"I have no peace in my home and nothing to do. I know I may die trying this but I can also die of hunger or be shot by someone if I stay at home. I will only die once."

He said the Puntland authorities were making it "very hard for us [migrants] to leave".

"This new policy of forcibly repatriating Ethiopians may discourage some but others will still come in," said the above-mentioned local journalist.  "These are desperate people; some of them have made the journey before but they still do it".

He added that because of the crackdown, smugglers were reportedly charging migrants US$200 for the trip to Yemen.

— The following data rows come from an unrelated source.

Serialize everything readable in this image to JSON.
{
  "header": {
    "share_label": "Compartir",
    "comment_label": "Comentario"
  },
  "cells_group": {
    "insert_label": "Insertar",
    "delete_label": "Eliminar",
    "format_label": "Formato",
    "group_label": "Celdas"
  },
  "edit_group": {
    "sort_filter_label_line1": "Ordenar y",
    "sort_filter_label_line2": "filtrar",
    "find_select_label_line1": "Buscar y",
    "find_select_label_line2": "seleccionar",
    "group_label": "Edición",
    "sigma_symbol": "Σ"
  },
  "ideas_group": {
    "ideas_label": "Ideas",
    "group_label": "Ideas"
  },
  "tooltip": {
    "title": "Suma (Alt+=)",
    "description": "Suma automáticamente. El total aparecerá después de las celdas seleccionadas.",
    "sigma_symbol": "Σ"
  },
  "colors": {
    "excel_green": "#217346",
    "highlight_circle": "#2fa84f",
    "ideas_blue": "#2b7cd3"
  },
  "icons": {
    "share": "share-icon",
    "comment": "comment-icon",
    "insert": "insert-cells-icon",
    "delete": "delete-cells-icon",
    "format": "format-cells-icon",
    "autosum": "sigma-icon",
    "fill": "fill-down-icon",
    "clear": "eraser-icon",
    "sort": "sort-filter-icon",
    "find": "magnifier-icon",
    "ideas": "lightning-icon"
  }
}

According to the UN Refugee Agency, 74,000 people crossed the Red Sea from the Horn of Africa to Yemen in 2009 - up 50 percent on 2008.

Whilst the number of Somali migrants remained steady in 2008 and 2009, the number of Ethiopians rose sharply to 42,000 in 2009, it said.


This article was produced by IRIN News while it was part of the United Nations Office for the Coordination of Humanitarian Affairs. Please send queries on copyright or liability to the UN. For more information: https://shop.un.org/rights-permissions

Share this article
Join the discussion

Help make quality journalism about crises possible

The New Humanitarian is an independent, non-profit newsroom founded in 1995. We deliver quality, reliable journalism about crises and big issues impacting the world today. Our reporting on humanitarian aid has uncovered sex scandals, scams, data breaches, corruption, and much more.


Our readers trust us to hold power in the multi-billion-dollar aid sector accountable and to amplify the voices of those impacted by crises. We’re on the ground, reporting from the front lines, to bring you the inside story. 


We keep our journalism free – no paywalls – thanks to the support of donors and readers like you who believe we need more independent journalism in the world. Your contribution means we can continue delivering award-winning journalism about crises.

Become a member of The New Humanitarian today

Become a member of The New Humanitarian

Support our journalism and become more involved in our community. Help us deliver informative, accessible, independent journalism that you can trust and provides accountability to the millions of people affected by crises worldwide.